Items from a data source:
= Beginning of Section =
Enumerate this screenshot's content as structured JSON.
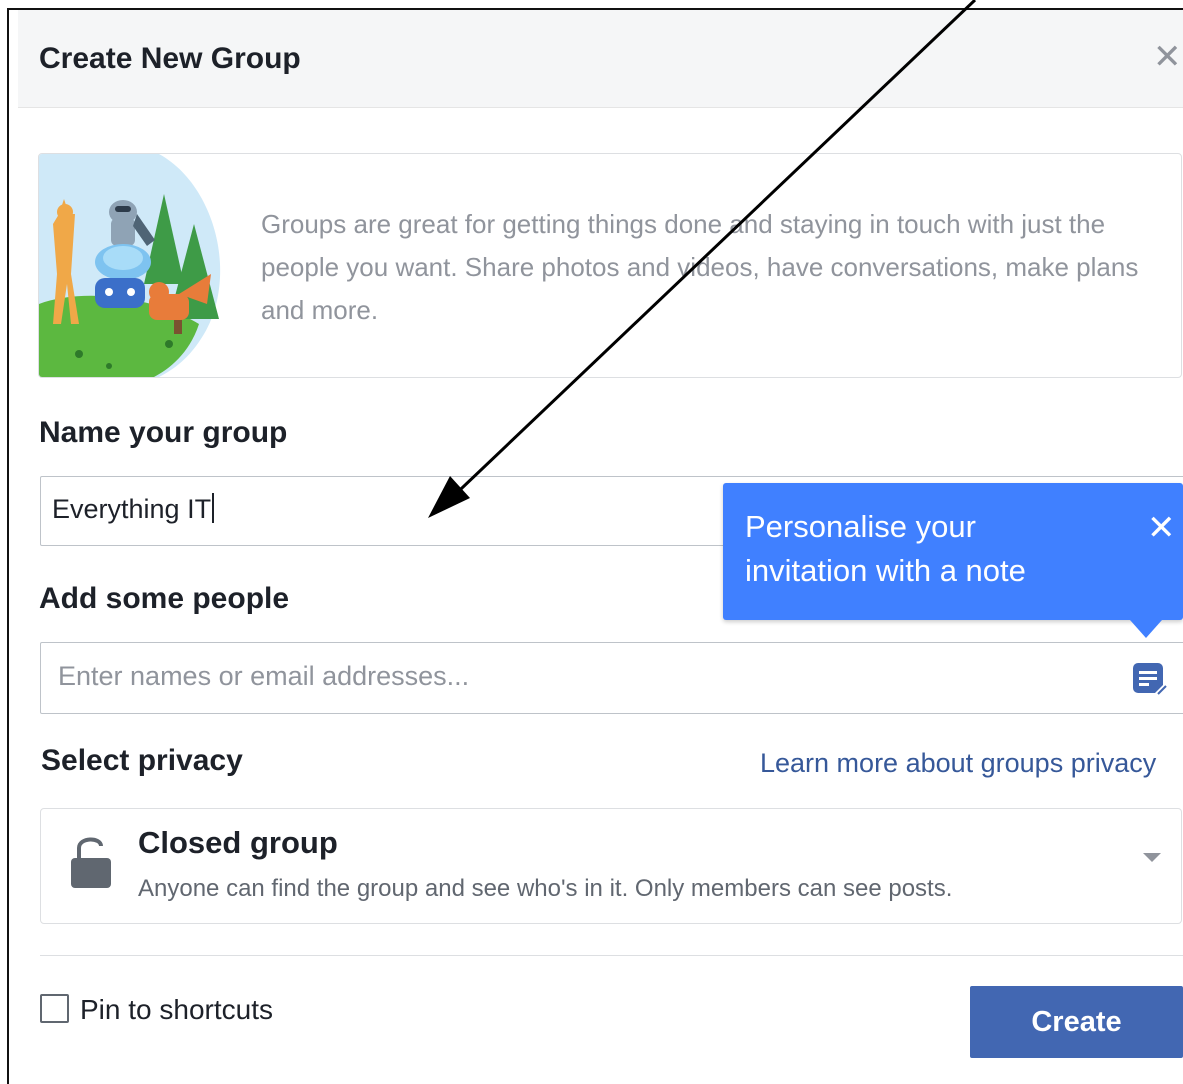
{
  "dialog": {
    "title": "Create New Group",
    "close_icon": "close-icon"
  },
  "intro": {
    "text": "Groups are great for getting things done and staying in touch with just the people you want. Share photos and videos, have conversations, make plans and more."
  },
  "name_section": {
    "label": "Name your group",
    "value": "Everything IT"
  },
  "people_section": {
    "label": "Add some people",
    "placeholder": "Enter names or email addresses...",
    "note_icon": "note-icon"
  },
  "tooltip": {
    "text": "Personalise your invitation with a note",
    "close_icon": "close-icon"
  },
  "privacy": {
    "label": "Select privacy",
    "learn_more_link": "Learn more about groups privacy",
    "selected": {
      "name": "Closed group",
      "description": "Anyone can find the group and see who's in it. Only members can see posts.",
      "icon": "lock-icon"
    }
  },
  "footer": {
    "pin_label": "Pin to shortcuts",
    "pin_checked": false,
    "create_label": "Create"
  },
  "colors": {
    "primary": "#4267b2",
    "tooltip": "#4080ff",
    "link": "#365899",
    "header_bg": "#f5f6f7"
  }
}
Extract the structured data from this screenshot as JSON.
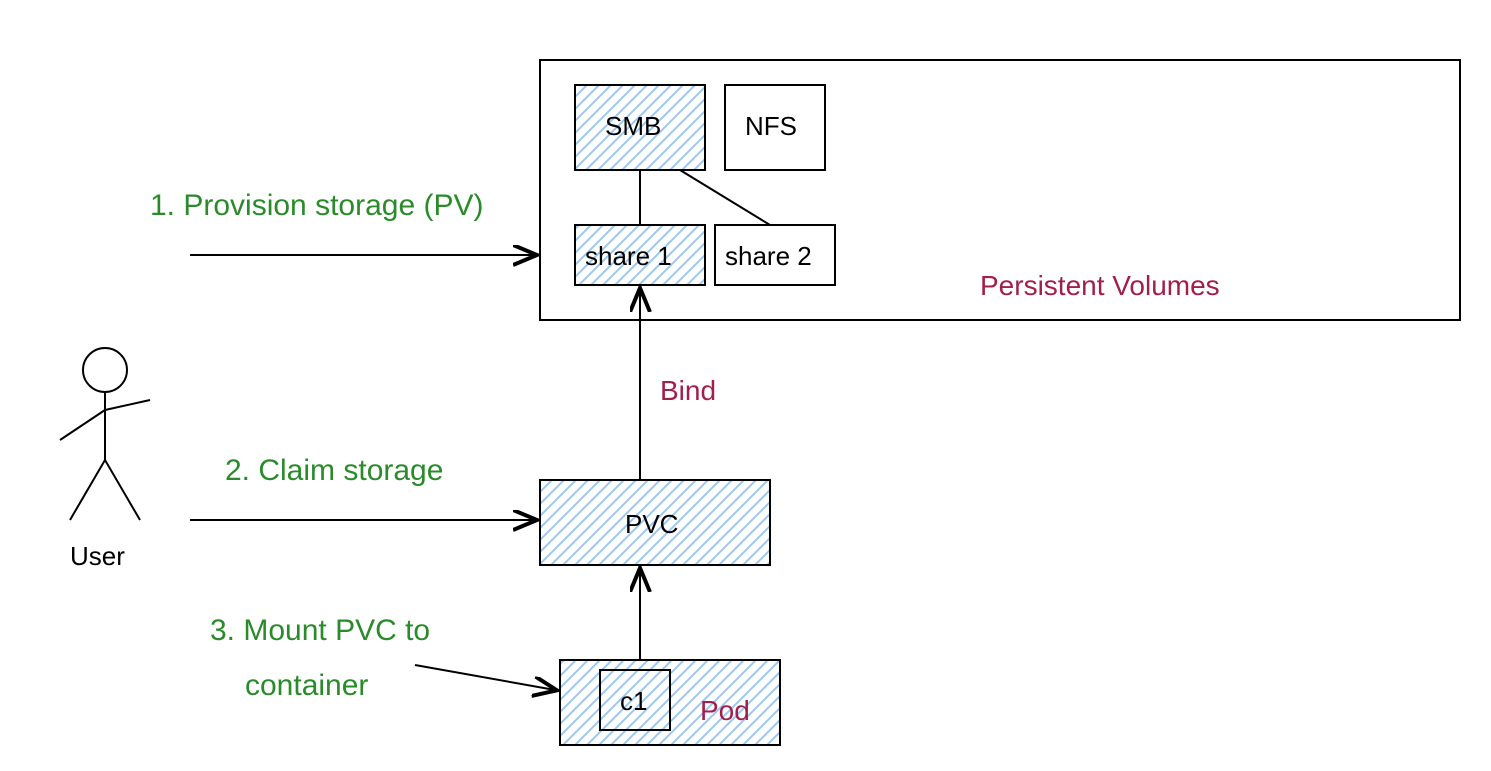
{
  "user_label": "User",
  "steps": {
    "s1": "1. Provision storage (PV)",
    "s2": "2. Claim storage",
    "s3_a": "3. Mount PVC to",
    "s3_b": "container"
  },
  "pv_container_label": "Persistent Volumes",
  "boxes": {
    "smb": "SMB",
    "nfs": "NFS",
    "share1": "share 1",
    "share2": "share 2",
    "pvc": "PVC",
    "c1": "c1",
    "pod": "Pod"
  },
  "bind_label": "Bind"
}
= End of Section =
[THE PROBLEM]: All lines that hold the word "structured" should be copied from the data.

[WORKED SOLUTION]:
Enumerate this screenshot's content as structured JSON.
Extract the structured data from this screenshot as JSON.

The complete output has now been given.